Keywords: urban forestry, Portland, Sacramenton, value of street trees. Geoffrey Donovan
Source: Science Findings 126. Portland, OR: U.S. Department of Agriculture, Forest Service, Pacific Northwest Research Station. 5 p.
Year: 2010
Past research has examined the effect of urban trees, and other vegetation, on stormwater runoff using hydrological models or small-scale experiments. However, there has been no statistical analysis of the influence of vegetation on runoff in an intact urban watershed, and it is not clear how…
Author(s): Geoffrey H. Donovan, David T. Butry, Megan Y. Mao
Keywords: Economics, Hydrology, Oregon, Portland, Runoff, Stormwater, Trees, Urban Forestry Vegetation
Source: Arboriculture & Urban Forestry. 42(5): 318–328
Year: 2016

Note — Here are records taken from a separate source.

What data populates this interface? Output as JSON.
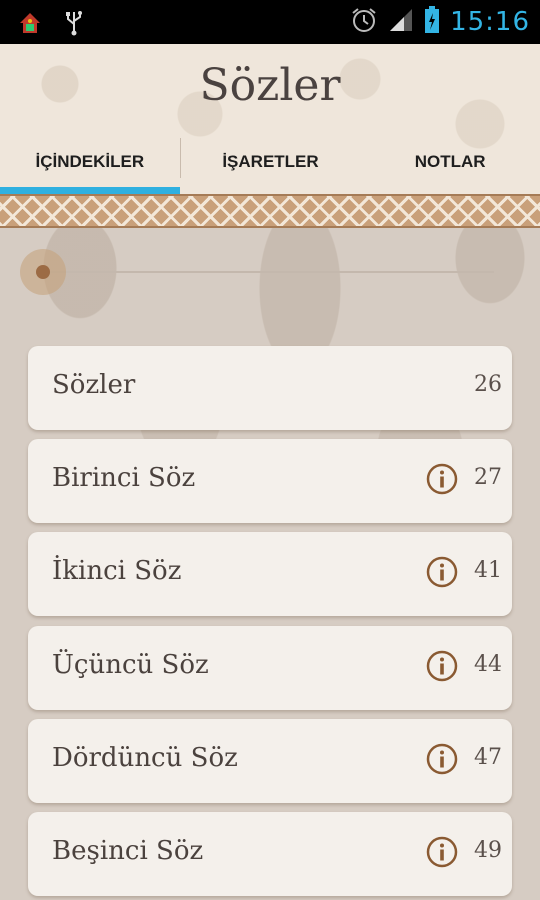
{
  "status_bar": {
    "time": "15:16",
    "icons": [
      "app-icon",
      "usb-icon",
      "alarm-icon",
      "signal-icon",
      "battery-icon"
    ]
  },
  "header": {
    "title": "Sözler"
  },
  "tabs": [
    {
      "label": "İÇİNDEKİLER",
      "active": true
    },
    {
      "label": "İŞARETLER",
      "active": false
    },
    {
      "label": "NOTLAR",
      "active": false
    }
  ],
  "slider": {
    "value_fraction": 0.0
  },
  "list": [
    {
      "label": "Sözler",
      "page": "26",
      "info": false
    },
    {
      "label": "Birinci Söz",
      "page": "27",
      "info": true
    },
    {
      "label": "İkinci Söz",
      "page": "41",
      "info": true
    },
    {
      "label": "Üçüncü Söz",
      "page": "44",
      "info": true
    },
    {
      "label": "Dördüncü Söz",
      "page": "47",
      "info": true
    },
    {
      "label": "Beşinci Söz",
      "page": "49",
      "info": true
    }
  ],
  "colors": {
    "accent": "#2fb0e0",
    "status_time": "#33b5e5",
    "icon_brown": "#8a5a32"
  }
}
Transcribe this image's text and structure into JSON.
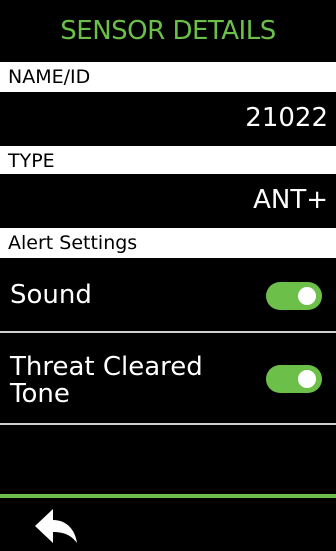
{
  "header": {
    "title": "SENSOR DETAILS"
  },
  "sections": {
    "name_id": {
      "label": "NAME/ID",
      "value": "21022"
    },
    "type": {
      "label": "TYPE",
      "value": "ANT+"
    },
    "alert_settings": {
      "label": "Alert Settings"
    }
  },
  "settings": [
    {
      "label": "Sound",
      "enabled": true
    },
    {
      "label": "Threat Cleared Tone",
      "enabled": true
    }
  ],
  "footer": {
    "back_icon": "back-arrow-icon"
  },
  "colors": {
    "accent": "#6cc04a",
    "background": "#000000",
    "label_bar": "#ffffff"
  }
}
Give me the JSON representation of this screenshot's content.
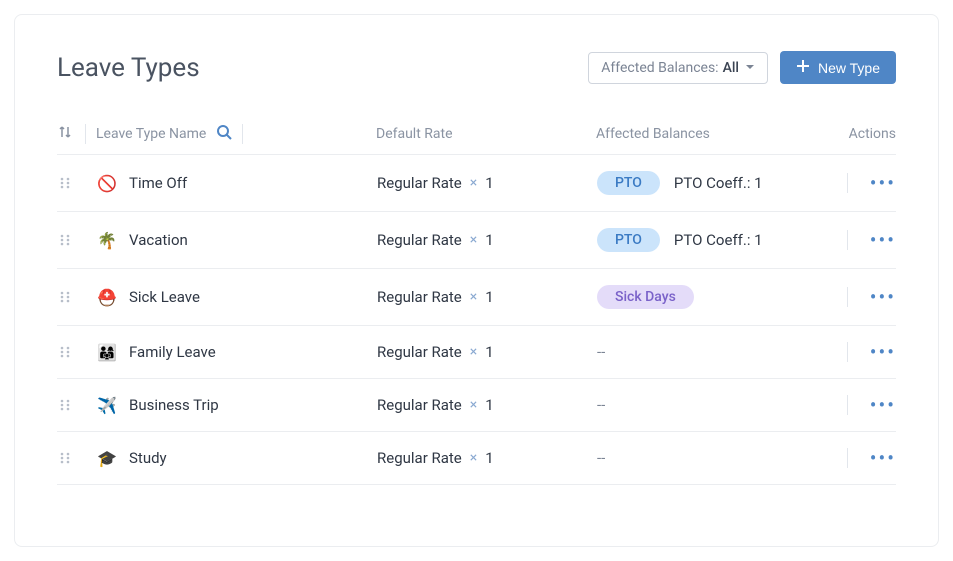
{
  "header": {
    "title": "Leave Types",
    "filter_label": "Affected Balances:",
    "filter_value": "All",
    "new_button": "New Type"
  },
  "columns": {
    "name": "Leave Type Name",
    "rate": "Default Rate",
    "balances": "Affected Balances",
    "actions": "Actions"
  },
  "rows": [
    {
      "icon": "🚫",
      "name": "Time Off",
      "rate_label": "Regular Rate",
      "rate_mult": "1",
      "balances": [
        {
          "text": "PTO",
          "style": "pto"
        }
      ],
      "coeff": "PTO Coeff.: 1"
    },
    {
      "icon": "🌴",
      "name": "Vacation",
      "rate_label": "Regular Rate",
      "rate_mult": "1",
      "balances": [
        {
          "text": "PTO",
          "style": "pto"
        }
      ],
      "coeff": "PTO Coeff.: 1"
    },
    {
      "icon": "⛑️",
      "name": "Sick Leave",
      "rate_label": "Regular Rate",
      "rate_mult": "1",
      "balances": [
        {
          "text": "Sick Days",
          "style": "sick"
        }
      ],
      "coeff": ""
    },
    {
      "icon": "👨‍👩‍👧",
      "name": "Family Leave",
      "rate_label": "Regular Rate",
      "rate_mult": "1",
      "balances": [],
      "coeff": ""
    },
    {
      "icon": "✈️",
      "name": "Business Trip",
      "rate_label": "Regular Rate",
      "rate_mult": "1",
      "balances": [],
      "coeff": ""
    },
    {
      "icon": "🎓",
      "name": "Study",
      "rate_label": "Regular Rate",
      "rate_mult": "1",
      "balances": [],
      "coeff": ""
    }
  ],
  "empty_balance_text": "--",
  "rate_multiplier_symbol": "×"
}
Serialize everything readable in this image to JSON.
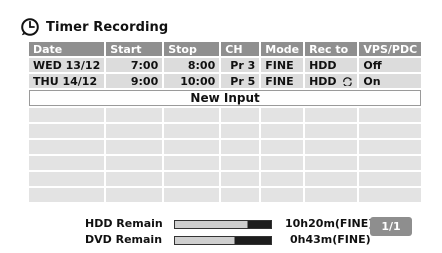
{
  "window": {
    "title": "Timer Recording"
  },
  "table": {
    "headers": [
      "Date",
      "Start",
      "Stop",
      "CH",
      "Mode",
      "Rec to",
      "VPS/PDC"
    ],
    "rows": [
      {
        "date": "WED 13/12",
        "start": "7:00",
        "stop": "8:00",
        "ch": "Pr 3",
        "mode": "FINE",
        "rec_to": "HDD",
        "vps": "Off"
      },
      {
        "date": "THU 14/12",
        "start": "9:00",
        "stop": "10:00",
        "ch": "Pr 5",
        "mode": "FINE",
        "rec_to": "HDD",
        "vps": "On"
      }
    ],
    "new_input_label": "New Input",
    "empty_rows": 6
  },
  "footer": {
    "hdd": {
      "label": "HDD Remain",
      "value": "10h20m(FINE)",
      "fill_fraction": 0.76
    },
    "dvd": {
      "label": "DVD Remain",
      "value": "0h43m(FINE)",
      "fill_fraction": 0.62
    }
  },
  "page_indicator": "1/1",
  "icons": {
    "title_icon": "timer-clock-icon",
    "repeat_icon": "repeat-arrow-icon"
  }
}
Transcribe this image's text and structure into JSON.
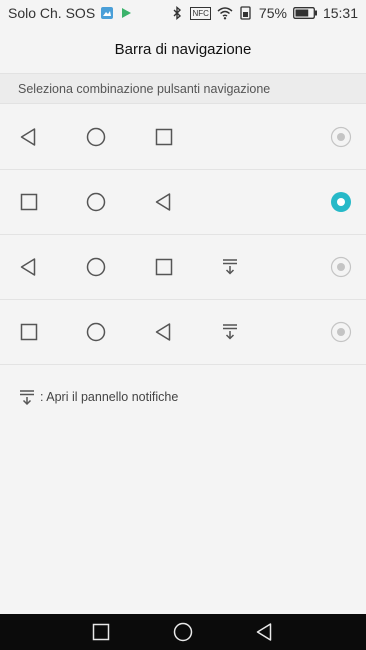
{
  "status_bar": {
    "carrier": "Solo Ch. SOS",
    "nfc": "NFC",
    "battery": "75%",
    "time": "15:31"
  },
  "header": {
    "title": "Barra di navigazione"
  },
  "section": {
    "label": "Seleziona combinazione pulsanti navigazione"
  },
  "options": [
    {
      "buttons": [
        "back",
        "home",
        "recent"
      ],
      "selected": false
    },
    {
      "buttons": [
        "recent",
        "home",
        "back"
      ],
      "selected": true
    },
    {
      "buttons": [
        "back",
        "home",
        "recent",
        "notification"
      ],
      "selected": false
    },
    {
      "buttons": [
        "recent",
        "home",
        "back",
        "notification"
      ],
      "selected": false
    }
  ],
  "legend": {
    "text": ": Apri il pannello notifiche",
    "icon": "notification-pull-icon"
  },
  "system_nav": {
    "buttons": [
      "recent",
      "home",
      "back"
    ]
  },
  "colors": {
    "accent": "#26b9c8",
    "icon": "#555555",
    "background": "#f4f4f4",
    "navbar": "#0b0b0b"
  }
}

Air quality is a critical issue affecting the health of billions of people worldwide, yet often little is known about what is in the air we breathe. To reduce air pollution’s health impacts, pollution sources must first be reliably identified. Otherwise, it is impossible to design and effectively…
Author(s): Natasha Vizcarra, Sarah Jovan, Demetrios Gatziolis, Vicente Monleon
Keywords: Moss, Portland, air quality, cadmium
Source: Science Findings 205. Portland, OR: U.S. Department of Agriculture, Forest Service, Pacific Northwest Research Station. 5 p.
Year: 2018